Kevin Hayes had just 19 goals last season; he's already surpassed that mark by two goals this year. His career high is 25 in the 17-18 season.
Per the Inquirer's Sam Carchidi, this was just the Flyers second win in their last 12 games at home. I remember that one win well - sitting directly behind future Flyer Justin Braun's wife, I watched Wayne Simmonds scored in overtime to give the Flyers a 2-1 win.
After Aube-Kubel's early PPG gave the Flyers the lead, the Sharks absolutely dominated the rest of the first period. In addition to surrendering thirteen consecutive shots, the Flyers had just 14.34% of the Expected Goals at 5-on-5 in period one. In other words, they were expected to be outscored 1-0.17 at even strength.

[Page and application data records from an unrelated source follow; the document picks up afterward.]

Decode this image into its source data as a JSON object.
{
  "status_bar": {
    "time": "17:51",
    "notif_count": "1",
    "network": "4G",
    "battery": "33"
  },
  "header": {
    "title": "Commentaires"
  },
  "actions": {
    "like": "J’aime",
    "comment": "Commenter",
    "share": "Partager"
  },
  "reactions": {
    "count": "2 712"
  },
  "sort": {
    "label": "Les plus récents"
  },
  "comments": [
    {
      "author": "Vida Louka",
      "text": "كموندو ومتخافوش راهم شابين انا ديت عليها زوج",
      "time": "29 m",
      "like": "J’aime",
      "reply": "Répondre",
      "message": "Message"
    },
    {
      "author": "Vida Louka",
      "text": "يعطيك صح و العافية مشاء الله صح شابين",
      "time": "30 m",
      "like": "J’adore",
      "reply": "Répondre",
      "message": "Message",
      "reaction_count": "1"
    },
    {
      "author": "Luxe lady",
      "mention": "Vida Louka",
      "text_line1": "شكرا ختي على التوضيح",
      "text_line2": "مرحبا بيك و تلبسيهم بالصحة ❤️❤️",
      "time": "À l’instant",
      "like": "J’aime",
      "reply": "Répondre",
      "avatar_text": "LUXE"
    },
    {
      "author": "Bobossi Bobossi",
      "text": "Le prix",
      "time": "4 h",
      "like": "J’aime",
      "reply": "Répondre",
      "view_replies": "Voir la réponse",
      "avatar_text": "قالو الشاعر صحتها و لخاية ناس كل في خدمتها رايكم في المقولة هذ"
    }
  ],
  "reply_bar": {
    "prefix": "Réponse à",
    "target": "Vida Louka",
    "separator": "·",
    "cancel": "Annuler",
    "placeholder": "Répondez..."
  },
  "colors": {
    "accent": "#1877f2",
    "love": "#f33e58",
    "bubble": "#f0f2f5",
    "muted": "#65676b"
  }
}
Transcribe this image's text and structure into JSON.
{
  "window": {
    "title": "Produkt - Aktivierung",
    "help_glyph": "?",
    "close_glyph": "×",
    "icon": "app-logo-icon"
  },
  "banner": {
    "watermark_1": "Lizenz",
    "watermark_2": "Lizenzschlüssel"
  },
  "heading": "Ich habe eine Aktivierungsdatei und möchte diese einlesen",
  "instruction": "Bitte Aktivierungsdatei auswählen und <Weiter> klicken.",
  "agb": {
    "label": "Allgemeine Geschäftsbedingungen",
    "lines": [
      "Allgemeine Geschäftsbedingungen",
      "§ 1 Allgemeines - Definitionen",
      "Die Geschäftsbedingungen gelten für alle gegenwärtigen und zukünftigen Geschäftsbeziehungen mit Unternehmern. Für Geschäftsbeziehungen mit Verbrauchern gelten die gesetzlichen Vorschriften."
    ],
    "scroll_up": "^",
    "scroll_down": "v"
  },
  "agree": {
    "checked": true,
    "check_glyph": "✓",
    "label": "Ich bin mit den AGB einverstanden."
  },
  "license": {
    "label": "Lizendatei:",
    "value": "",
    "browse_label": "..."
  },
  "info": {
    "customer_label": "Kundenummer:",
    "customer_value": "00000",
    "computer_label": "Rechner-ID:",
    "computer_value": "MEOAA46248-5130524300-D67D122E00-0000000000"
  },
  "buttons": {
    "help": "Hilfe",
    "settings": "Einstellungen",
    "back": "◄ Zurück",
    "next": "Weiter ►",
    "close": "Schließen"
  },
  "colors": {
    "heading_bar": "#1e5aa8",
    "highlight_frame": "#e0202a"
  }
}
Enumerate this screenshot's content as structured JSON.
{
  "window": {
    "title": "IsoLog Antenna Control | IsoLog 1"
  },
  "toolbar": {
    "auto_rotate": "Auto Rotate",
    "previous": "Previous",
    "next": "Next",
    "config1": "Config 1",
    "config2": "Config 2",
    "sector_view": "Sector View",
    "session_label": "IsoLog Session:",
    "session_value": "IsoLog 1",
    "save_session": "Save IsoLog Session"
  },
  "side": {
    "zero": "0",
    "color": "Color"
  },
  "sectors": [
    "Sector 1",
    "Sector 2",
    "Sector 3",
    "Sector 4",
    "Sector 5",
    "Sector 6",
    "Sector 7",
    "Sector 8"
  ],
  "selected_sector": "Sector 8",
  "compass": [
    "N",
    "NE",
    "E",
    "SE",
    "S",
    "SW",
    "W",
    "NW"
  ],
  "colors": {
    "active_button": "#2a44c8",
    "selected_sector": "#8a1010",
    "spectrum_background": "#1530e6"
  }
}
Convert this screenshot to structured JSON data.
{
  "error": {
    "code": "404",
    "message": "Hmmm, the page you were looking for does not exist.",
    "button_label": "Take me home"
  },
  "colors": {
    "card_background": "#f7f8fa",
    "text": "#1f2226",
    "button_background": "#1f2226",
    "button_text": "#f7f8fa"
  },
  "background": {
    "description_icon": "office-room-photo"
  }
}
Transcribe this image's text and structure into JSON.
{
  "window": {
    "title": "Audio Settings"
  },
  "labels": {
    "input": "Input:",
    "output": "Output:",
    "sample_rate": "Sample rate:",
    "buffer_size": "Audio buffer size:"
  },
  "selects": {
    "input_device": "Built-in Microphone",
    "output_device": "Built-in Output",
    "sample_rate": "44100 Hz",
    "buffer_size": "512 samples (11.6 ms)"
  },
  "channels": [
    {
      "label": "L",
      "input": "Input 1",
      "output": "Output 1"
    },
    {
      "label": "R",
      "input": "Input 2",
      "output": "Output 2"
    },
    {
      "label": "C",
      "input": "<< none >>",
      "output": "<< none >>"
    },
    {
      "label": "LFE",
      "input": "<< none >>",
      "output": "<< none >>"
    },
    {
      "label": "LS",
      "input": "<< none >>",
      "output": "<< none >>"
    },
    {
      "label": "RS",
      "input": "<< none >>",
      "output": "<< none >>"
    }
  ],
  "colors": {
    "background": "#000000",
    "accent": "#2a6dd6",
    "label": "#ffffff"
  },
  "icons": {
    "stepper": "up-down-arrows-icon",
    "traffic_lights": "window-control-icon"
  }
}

I'm confident in saying that mark is their lowest of the period.
The Flyers are 17-0-1 this season when Kevin Hayes scores a goal, courtesy of the same Flyers Twitter account that brings you another POG Helmet Standings Update!
Moose - 4
Raff, Da Snake, Gobs, Teeks - 3
Steady Eddie, Coots, Laughts, Pitsy, #OskarStrong, Hollywood (Last Win: 12/23) - 2
Starter, Phil, Snowman, Timon, Lyon King, Hagger, G, Unknown - 1
1st - Kevin Hayes (PHI) - 2 Goals (20, 21), Assist (17)
2nd - Travis Konecny (PHI) - Goal (22), 2 Assists (34, 35)
3rd - Matt Niskanen (PHI) - Assist (25)
SJ (sadly including Joe Thornton) - 2/27 vs. NJ (25-27-10, W3)
PHI - 2/25 vs. NYR (34-24-4, W4)
*Advanced Stats from Naturalstattrick.com
*Thumbnail Photo from Matt Slocum (AP)